Results from all the three models used produced findings in favour of QE and showed that without QE, the UK might have been victim of an even deeper financial crisis. The findings of the counterfactual analysis suggest that declines in real GDP during 2009 would have been much more significant and CPI inflation would have been very low or negative. Based on their research, the authors provide their own take on the subject and in their conclusion offer support of QE, claiming it was an effective policy during the financial crisis.
Counterfactual analysis conducted by other researchers support the conclusions offered by Kapetanios et al. (2012). Lenza, Pill and Reichlin (2010) in their research, provide us with numerical evidence of how a QE policy prevented the economic downturn in the country. According to the report, QE had a positive impact on the unemployment rate which was half a percentage point lower than it would have been following the aftermath of the financial crisis had the BoE not taken unconventional measures. There was also a positive influence on the flow of loans to households as well as the corporate sector. In the case of households, the positive impact cumulates to one-and-a-half percentage points on the annual growth of loans after two years. The effect is even better in the case of the corporate sector but experienced a longer lag.
Bridges and Thomas (2012) have also drawn similar conclusions to the aforementioned research. From numerical evidence the authors proved that in the absence of QE, growth in asset prices as well as GDP would have been notably weaker in 2009 and 2010. According to the authors, QE had a positive impact of 20 per cent on asset prices. Further, it fuelled consumption and investment, thereby enhancing the level of GDP. The evidence of the research suggests that QE had a peak level impact of two per cent on GDP.
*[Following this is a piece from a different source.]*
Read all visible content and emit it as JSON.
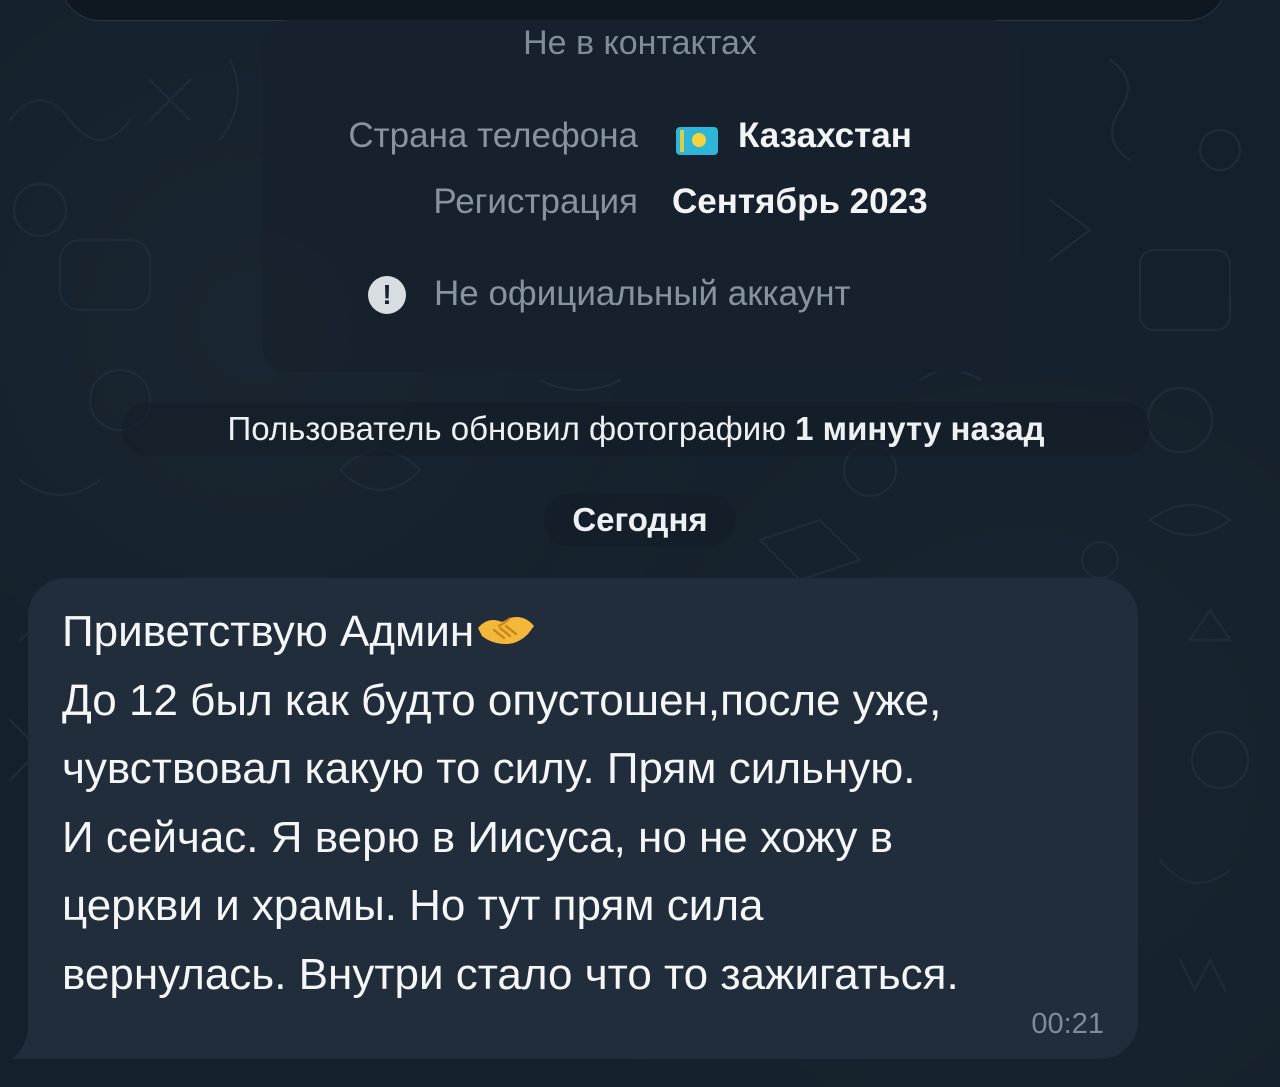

Another argument in favour of the QE policy as adopted by the BoE is that the targets set prior to its initiation have been achieved with wider economic benefits, on the whole. One of the effects of QE is to drive up the price of government bonds and to subsequently push down the yield they provide to investors. Joyce et al. (2011) in their research, provide evidence that this has been the case and that QE has successfully reduced medium- to long-term government bond yields by approximately 100 basis points.
Baumeister and Benati (2010) have also offered support for this argument and in their discussion of the macroeconomic effects of QE on the UK. The authors claim that long-term bond spreads have been reduced as a result of the BoE’s asset purchases. They further deduced that a contraction in yields also had a positive impact on the growth in output and inflation.
The inflation report of August 2014 published by the BoE shows just how far the UK economy has come in its quest for revival. The report explicitly states that growth over the past year has now taken output to above its pre-crisis peak whereas unemployment continues to fall. A newspaper article published in the Guardian coupled with results produced by the Office for National Statistics prove that UK unemployment has fallen below the two million mark for the first time since the global financial crisis six years ago (Monaghan and Inman, 2014). The report further throws light on the spending pattern that is expected to continue with less uncertainty. This is well supported by the improvement in the availability of credit. In line with all the aforementioned developments, the MPC has successfully achieved its pivotal target in the long run which was to maintain inflation at close to two per cent.
Even though it is difficult to ascertain how much of these developments are a direct effect of the QE policy undertaken by the BoE, the arguments above show that the decision to adopt an unorthodox strategy has paid dividends and that QE prevented the UK economy from plunging into a deeper crisis.